Rokiškis (pop. 15 000) is among the most appealing towns of northeastern Lithuania (Aukštaitija). It is centered around a very large rectangular main Nepriklausomybės (Independence) square. The square connects the Saint Matthew church (a neo-gothic masterpiece) on its western side to an extensive 18th century Tyzenhauzai family manor in the east.
The manor consists of 16 buildings, its main palace, and the nearby servant buildings restored and housing a municipal museum. Some other buildings are still crumbling, separated from the palace by Soviet streets, but the entire complex is impressive nonetheless.
1 kilometer separates the palace from the St. Matthew church, also funded by the Tyzenhauzai family (1877). The church and the palace are visible from each other through a straight urbanistic axis that consists of the 400 m long square, 400 m long Tyzenhauzų alley between two ponds and 200 m long paths of the palace garden.
The church has fine exterior and equally interesting interior.
The northern and southern sides of Nepriklausomybės square are full of 19th-century buildings. Despite some modern additions, the area managed not to loose the atmosphere of an early 20th-century town center. The square is well kept with new streetlights and benches.
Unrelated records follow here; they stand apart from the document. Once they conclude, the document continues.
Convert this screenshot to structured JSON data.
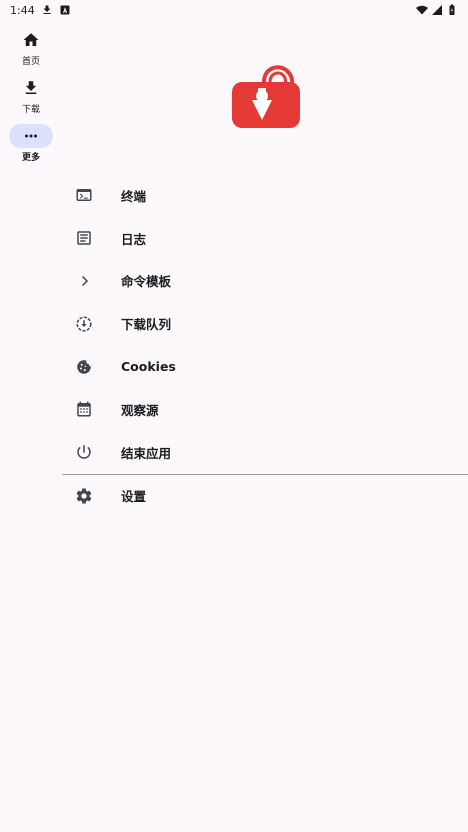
{
  "status_bar": {
    "time": "1:44",
    "icons": [
      "download-icon",
      "a-notification-icon",
      "wifi-icon",
      "signal-icon",
      "battery-icon"
    ]
  },
  "rail": {
    "items": [
      {
        "label": "首页",
        "icon": "home-icon",
        "active": false
      },
      {
        "label": "下载",
        "icon": "download-icon",
        "active": false
      },
      {
        "label": "更多",
        "icon": "more-horiz-icon",
        "active": true
      }
    ]
  },
  "logo": {
    "icon": "app-logo-icon",
    "color": "#e53935"
  },
  "menu": {
    "items": [
      {
        "label": "终端",
        "icon": "terminal-icon"
      },
      {
        "label": "日志",
        "icon": "article-icon"
      },
      {
        "label": "命令模板",
        "icon": "chevron-right-icon"
      },
      {
        "label": "下载队列",
        "icon": "download-queue-icon"
      },
      {
        "label": "Cookies",
        "icon": "cookie-icon"
      },
      {
        "label": "观察源",
        "icon": "calendar-icon"
      },
      {
        "label": "结束应用",
        "icon": "power-icon"
      }
    ],
    "settings": {
      "label": "设置",
      "icon": "gear-icon"
    }
  },
  "colors": {
    "background": "#fcf8fc",
    "active_pill": "#dbe1fb",
    "icon": "#44474f",
    "brand_red": "#e53935"
  }
}
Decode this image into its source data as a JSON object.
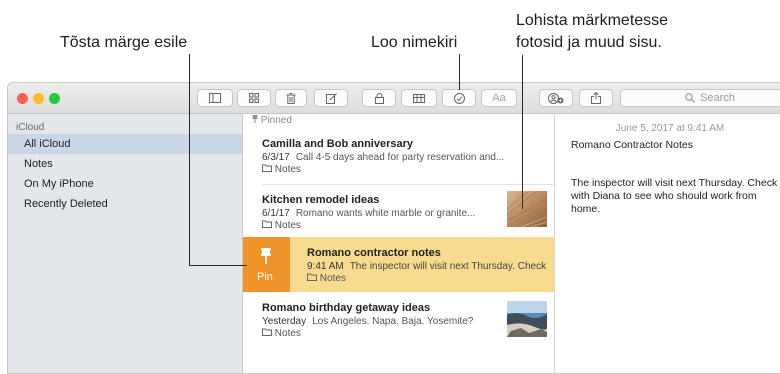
{
  "callouts": {
    "highlight": "Tõsta märge esile",
    "checklist": "Loo nimekiri",
    "media_line1": "Lohista märkmetesse",
    "media_line2": "fotosid ja muud sisu."
  },
  "window": {
    "traffic_lights": [
      "#ff5f57",
      "#febc2e",
      "#28c840"
    ],
    "toolbar": {
      "search_placeholder": "Search",
      "format_label": "Aa"
    }
  },
  "sidebar": {
    "section": "iCloud",
    "items": [
      {
        "label": "All iCloud",
        "selected": true
      },
      {
        "label": "Notes",
        "selected": false
      },
      {
        "label": "On My iPhone",
        "selected": false
      },
      {
        "label": "Recently Deleted",
        "selected": false
      }
    ]
  },
  "notes_list": {
    "pinned_header": "Pinned",
    "pin_action_label": "Pin",
    "notes": [
      {
        "title": "Camilla and Bob anniversary",
        "date": "6/3/17",
        "preview": "Call 4-5 days ahead for party reservation and...",
        "folder": "Notes"
      },
      {
        "title": "Kitchen remodel ideas",
        "date": "6/1/17",
        "preview": "Romano wants white marble or granite...",
        "folder": "Notes"
      },
      {
        "title": "Romano contractor notes",
        "date": "9:41 AM",
        "preview": "The inspector will visit next Thursday. Check",
        "folder": "Notes"
      },
      {
        "title": "Romano birthday getaway ideas",
        "date": "Yesterday",
        "preview": "Los Angeles. Napa. Baja. Yosemite?",
        "folder": "Notes"
      }
    ]
  },
  "detail": {
    "date": "June 5, 2017 at 9:41 AM",
    "title": "Romano Contractor Notes",
    "body": "The inspector will visit next Thursday. Check with Diana to see who should work from home."
  }
}
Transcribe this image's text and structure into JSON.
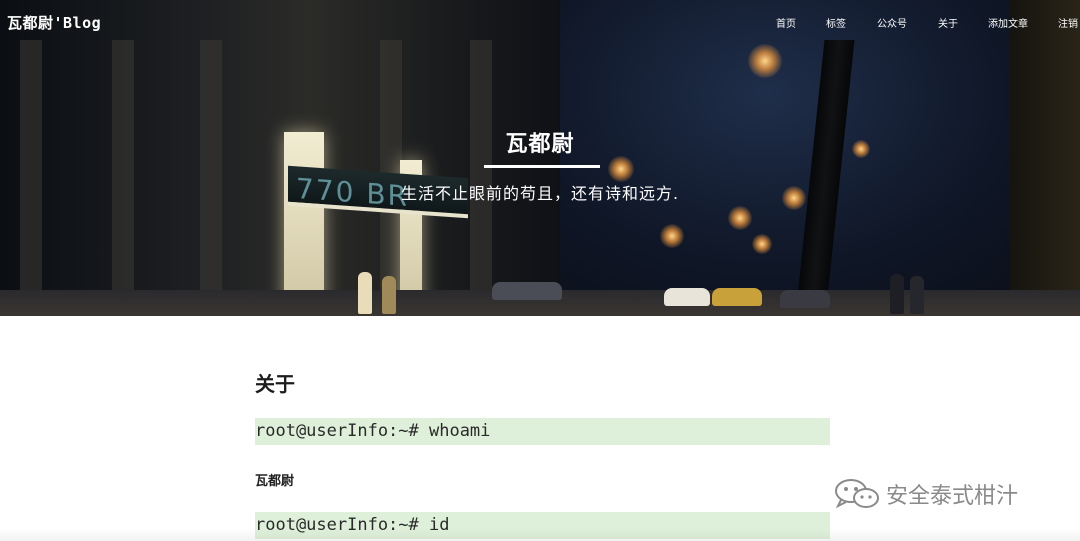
{
  "brand": "瓦都尉'Blog",
  "nav": [
    {
      "label": "首页",
      "name": "nav-home"
    },
    {
      "label": "标签",
      "name": "nav-tags"
    },
    {
      "label": "公众号",
      "name": "nav-wechat"
    },
    {
      "label": "关于",
      "name": "nav-about"
    },
    {
      "label": "添加文章",
      "name": "nav-add-article"
    },
    {
      "label": "注销",
      "name": "nav-logout"
    }
  ],
  "hero": {
    "title": "瓦都尉",
    "subtitle": "生活不止眼前的苟且，还有诗和远方.",
    "sign_text": "770 BR"
  },
  "content": {
    "heading": "关于",
    "code1": "root@userInfo:~# whoami",
    "output1": "瓦都尉",
    "code2": "root@userInfo:~# id"
  },
  "watermark": {
    "text": "安全泰式柑汁",
    "icon": "wechat-icon"
  },
  "colors": {
    "code_bg": "#dff0da",
    "nav_text": "#ffffff",
    "watermark": "#8a8a8a"
  }
}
There are two monuments in the square, the new one is for Rokiškis while the old one (built in 1928) is dedicated to the decennial of Lithuania's independence. Unlike nearly all other such monuments, it somehow survived the Soviet occupation. Depicting mythological and allegorical figures, it also has a Baltic swastika inscribed.
Streets immediately surrounding the square tend to have some old buildings as well, but if you wander further north or south, the magic of Rokiškis downtown will be quick to wane.